Once you understand that over 90% of cryptos and ICOs out there are simply tokens created to raise crowdfunding for an idea and simply not a token for the sake of the token, then people’s focus will shift from the technical point of view the more relevant work of evaluation shifts to the business idea itself and the business plan of the company.
Once we enter this era of evaluating, before deciding whether to buy or invest in a cryptocurrency, we will begin evaluating the future prospects or value of our tokens based on sound business considerations such as:
– Swot analysis of the company and its promoters
– Leadership skills and experience of team leaders
– The solidity of the business idea beyond the creation of a token
– The company’s marketing plan and strategy to sell these ideas
– The ability to supply the underlying products to the market
– The customer base for the products and services to be created by the company
– and basis for forecasting market acceptance

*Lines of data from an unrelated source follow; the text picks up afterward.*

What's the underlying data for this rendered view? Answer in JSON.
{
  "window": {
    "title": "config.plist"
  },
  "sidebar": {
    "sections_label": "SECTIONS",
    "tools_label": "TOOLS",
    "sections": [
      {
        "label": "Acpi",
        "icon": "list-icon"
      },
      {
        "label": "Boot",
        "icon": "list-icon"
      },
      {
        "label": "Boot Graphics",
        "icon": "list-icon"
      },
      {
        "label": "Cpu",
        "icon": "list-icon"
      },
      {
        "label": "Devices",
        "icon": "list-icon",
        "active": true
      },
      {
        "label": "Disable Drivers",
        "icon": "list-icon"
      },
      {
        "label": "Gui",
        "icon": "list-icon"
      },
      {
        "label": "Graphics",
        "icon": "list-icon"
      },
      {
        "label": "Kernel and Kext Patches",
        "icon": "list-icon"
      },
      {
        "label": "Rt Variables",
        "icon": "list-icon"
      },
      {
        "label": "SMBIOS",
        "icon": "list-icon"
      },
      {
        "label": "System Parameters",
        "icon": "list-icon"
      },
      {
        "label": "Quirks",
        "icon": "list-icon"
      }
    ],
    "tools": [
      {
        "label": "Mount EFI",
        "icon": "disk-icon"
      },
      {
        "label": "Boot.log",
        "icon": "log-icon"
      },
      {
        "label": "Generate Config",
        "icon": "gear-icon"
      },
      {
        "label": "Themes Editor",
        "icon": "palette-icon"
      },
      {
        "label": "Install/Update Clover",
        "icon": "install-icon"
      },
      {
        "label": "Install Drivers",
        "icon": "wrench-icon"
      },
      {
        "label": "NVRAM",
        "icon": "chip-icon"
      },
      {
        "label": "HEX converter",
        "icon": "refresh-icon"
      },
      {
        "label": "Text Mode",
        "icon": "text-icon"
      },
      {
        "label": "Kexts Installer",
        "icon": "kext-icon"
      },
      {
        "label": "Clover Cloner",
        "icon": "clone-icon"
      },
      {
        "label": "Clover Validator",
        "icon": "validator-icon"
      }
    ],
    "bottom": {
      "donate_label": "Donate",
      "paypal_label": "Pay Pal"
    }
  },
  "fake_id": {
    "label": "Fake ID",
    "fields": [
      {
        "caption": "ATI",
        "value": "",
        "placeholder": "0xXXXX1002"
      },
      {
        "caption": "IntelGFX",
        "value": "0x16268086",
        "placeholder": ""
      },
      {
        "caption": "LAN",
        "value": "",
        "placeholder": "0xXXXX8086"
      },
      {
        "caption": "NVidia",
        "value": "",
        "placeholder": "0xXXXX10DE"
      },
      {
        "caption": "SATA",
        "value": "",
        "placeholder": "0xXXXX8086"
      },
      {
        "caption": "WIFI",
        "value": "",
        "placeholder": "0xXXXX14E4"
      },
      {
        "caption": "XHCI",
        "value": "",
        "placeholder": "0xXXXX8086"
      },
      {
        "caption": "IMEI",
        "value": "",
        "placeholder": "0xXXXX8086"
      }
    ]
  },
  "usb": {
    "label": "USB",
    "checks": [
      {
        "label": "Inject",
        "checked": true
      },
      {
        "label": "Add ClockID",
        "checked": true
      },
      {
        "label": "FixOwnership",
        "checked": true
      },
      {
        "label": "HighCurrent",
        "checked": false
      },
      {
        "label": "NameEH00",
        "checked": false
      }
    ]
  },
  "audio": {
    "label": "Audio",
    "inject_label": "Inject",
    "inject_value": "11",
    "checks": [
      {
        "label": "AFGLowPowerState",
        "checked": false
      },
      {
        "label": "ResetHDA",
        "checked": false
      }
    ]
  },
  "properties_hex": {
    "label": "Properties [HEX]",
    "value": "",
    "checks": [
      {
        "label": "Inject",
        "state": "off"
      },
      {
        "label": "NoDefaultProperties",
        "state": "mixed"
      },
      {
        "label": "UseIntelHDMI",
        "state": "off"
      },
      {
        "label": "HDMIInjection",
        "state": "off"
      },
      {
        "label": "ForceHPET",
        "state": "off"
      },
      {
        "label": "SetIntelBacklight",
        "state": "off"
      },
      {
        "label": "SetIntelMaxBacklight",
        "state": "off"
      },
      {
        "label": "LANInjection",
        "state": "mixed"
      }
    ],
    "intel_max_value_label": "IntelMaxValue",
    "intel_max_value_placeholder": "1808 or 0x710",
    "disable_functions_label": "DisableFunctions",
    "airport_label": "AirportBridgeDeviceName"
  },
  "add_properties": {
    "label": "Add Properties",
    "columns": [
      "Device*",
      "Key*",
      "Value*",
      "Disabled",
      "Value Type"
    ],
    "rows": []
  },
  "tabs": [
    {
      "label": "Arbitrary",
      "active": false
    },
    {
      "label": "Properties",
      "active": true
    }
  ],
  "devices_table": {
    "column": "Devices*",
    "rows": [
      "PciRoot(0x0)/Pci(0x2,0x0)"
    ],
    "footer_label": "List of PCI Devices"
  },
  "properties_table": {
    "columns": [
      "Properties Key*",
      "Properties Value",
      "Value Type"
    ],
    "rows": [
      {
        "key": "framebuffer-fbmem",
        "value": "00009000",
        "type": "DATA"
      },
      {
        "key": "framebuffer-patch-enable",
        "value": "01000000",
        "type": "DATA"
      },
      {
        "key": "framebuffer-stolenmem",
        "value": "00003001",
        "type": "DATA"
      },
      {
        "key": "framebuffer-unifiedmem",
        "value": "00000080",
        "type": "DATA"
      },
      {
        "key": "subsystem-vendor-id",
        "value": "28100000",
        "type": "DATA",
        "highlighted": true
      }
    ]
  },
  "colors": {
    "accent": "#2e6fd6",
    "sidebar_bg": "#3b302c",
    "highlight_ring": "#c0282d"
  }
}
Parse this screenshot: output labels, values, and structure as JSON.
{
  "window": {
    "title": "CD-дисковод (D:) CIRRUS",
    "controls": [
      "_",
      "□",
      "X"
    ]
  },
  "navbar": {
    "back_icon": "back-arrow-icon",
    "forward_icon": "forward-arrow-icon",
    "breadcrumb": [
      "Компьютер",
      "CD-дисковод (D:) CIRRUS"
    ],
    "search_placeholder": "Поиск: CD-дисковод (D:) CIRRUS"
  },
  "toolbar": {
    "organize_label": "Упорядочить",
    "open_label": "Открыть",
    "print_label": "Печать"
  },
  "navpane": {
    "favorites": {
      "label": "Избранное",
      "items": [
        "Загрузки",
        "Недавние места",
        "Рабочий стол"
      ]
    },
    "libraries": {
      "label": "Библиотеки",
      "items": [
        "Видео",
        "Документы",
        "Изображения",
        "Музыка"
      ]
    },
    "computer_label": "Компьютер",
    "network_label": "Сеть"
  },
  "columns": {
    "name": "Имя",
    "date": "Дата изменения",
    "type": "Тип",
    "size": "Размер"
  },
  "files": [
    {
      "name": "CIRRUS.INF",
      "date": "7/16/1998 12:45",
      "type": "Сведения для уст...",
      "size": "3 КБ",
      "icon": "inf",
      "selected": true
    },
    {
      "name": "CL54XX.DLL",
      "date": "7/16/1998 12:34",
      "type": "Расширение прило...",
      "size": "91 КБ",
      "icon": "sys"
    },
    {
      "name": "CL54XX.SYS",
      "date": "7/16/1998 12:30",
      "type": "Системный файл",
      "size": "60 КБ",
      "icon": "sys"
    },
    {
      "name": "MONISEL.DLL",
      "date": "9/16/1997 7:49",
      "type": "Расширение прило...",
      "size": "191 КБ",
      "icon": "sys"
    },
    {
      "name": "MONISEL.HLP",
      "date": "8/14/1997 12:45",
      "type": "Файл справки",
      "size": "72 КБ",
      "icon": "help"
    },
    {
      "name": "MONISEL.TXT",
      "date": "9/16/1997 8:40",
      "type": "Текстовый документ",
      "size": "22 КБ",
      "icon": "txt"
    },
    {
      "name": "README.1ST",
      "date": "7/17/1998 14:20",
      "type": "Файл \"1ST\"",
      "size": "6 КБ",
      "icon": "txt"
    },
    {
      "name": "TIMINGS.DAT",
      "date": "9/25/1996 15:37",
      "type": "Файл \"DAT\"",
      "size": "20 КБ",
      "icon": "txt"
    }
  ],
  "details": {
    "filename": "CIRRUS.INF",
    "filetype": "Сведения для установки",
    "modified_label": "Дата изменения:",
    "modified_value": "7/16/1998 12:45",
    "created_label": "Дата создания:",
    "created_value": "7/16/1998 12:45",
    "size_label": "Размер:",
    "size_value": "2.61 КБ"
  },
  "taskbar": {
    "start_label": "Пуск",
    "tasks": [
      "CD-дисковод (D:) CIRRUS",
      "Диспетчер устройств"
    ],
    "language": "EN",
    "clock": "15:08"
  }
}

What most people don’t realize is that the potential for their tokens to increase in value after the ICO depends not so much on anything technical as on the good things happening at the company raising the funds and the perceived increase in value of the Company it presents its business plan and provides its business products.
Of course, buying cryptocurrency does not buy shares or the security of a company. We understand that, but similar to stocks, tokens react to good or bad news about a company. The only difference is that with cryptos, the effect is amplified by 100x.
So when a company hits a financial or business milestone, the price of its token goes up on the exchange… and it goes down quickly when nothing good happens. So what the company will do and how it will do it after the ICO should be of paramount importance to anyone who doesn’t want the value of their tokens to plummet and stay down forever.
Sure, most tokens would crash once the tokens hit a crypto exchange post-ICO for those wanting to take profits immediately, but whether it will ever return to the expected multi-digit profits always depends on the criteria you’ve got I already outlined above. After you buy a token, the values of “Crypto Advisors” and “Technical Wizards” go to zero relative to the potential of your tokens.
Following this reality, I think a savvy crypto buyer or investor should focus less on how many crypto consultants a project has or how technically sound the team is (unless the company’s underlining business is technical in nature) and should focus more on the management, marketing and potential customer base of the company raising funds through an ICO.
In other words, give more credit to the business and management side of the ICO than to the jargon that doesn’t help your token in the market once the money has been raised!